In Vanderklok v. United States, the U.S. Court of Appeals for the Third Circuit ruled TSO are not law enforcement officers for purposes of a rights claim under the United States Constitution.

After many pages of complex legal interpretation, Judge Krause, for the Third Circuit, held that only officers who are engaged in criminal law enforcement may be sued under the language of the Federal Tort Claims Act. It seems odd that federal employees who may be most in need of protection from lawsuits do not get it, while those who are in a position to be most abusive on a daily basis to the American traveling public do receive immunity under the law. There is something very confusing to the public about how we apply our laws in this country and the apparent inconsistencies between policy and actuality.

The Court was aware of the difficulty Mr. or Ms. John Doe American would have with this logic. “We recognize that our holding here, combined with our decision in Vanderklok, means that individuals harmed by the intentional torts of TSOs were a very limited legal redress.” (Footnote omitted.) The footnote in this case is important. It suggested that the United States could refuse to insulate a TSO from liability by declining to certify under the Westfall Act that the TSO was acting within the scope of her employment. In that scenario, the TSO officer may be able to be sued as a private citizen. Of course, in that situation who would be able to answer in damages for the wrong inflicted? The TSO may not have any personal assets. Therefore, the remedy suggested by the Third Circuit is probably an empty one. Would the federal government indemnify a TSO officer who is designated under the Westfall Act as acting in his or her private capacity? Unlikely.
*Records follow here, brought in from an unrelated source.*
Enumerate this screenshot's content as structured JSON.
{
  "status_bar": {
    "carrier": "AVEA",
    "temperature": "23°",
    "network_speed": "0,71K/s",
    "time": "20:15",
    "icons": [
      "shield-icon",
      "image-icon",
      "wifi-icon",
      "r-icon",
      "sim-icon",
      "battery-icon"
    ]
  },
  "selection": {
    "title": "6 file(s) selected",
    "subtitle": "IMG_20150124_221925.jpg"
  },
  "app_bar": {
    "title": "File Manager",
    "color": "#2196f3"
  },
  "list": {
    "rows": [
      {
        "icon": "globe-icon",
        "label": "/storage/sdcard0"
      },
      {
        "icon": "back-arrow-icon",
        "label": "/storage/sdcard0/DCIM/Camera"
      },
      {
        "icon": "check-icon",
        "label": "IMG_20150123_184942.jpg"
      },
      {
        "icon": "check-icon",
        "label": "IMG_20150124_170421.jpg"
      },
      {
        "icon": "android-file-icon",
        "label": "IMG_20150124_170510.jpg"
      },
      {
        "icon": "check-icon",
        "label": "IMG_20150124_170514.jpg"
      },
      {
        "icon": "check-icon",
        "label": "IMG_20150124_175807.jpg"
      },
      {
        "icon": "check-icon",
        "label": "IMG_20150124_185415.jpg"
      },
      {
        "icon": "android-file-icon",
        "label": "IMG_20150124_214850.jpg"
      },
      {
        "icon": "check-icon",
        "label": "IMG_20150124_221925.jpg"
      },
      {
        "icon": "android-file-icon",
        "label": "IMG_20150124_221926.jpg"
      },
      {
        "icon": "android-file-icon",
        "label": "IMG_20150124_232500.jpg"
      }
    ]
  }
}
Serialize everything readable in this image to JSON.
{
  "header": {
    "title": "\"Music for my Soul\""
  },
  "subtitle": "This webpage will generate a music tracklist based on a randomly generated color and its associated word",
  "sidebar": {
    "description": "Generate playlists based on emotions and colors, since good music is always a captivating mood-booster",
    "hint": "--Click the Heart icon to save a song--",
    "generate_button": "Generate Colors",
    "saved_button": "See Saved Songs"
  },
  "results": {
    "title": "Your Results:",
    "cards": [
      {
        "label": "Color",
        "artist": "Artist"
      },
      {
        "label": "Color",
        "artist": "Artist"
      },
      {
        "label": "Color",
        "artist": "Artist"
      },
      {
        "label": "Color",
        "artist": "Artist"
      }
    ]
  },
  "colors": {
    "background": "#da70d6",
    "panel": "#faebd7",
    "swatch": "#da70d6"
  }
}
Judge Ambro wrote a thorough dissent. In this 2 to 1 decision, Judge Ambro noted that the United States Supreme Court has not yet decided the issue. This would be a marvelous opportunity to see whether the Supreme Court of the United States will define itself as pro-citizen and pro-consumer or pro-arbitrary government. Good conservatives should see the government as not only limited but also as responsible for the misconduct or bad behavior of its employees. It is that sense of responsibility and accountability that makes government work for the people rather than citizens as subject to potentially overreaching misconduct on the part of government employees.

As Judge Ambro noted, “[i]n conclusion, my colleagues’ interpretive framework finds little support in analogous decisions from our sister Circuits, and at least two Circuits have disregarded the key factors they consider decisive in their analysis.” Judge Ambro implores other judges to refrain from relying on non-text sources but rather they should, he implores, adhere to the “plain language” of the statute. In effect, Judge Ambro is observant of the salient fact that we sometimes see in court decision: that conservative activism to protect government and large corporate entities is just as bad as liberal activism intended to address the plight of the powerless. Reading statutes as they are written and applying the Constitution as it was intended is a daunting but important job of our judiciary.

Rieders is a Williamsport attorney and past president of the Pennsylvania Trial Lawyers Association.

COMMENTS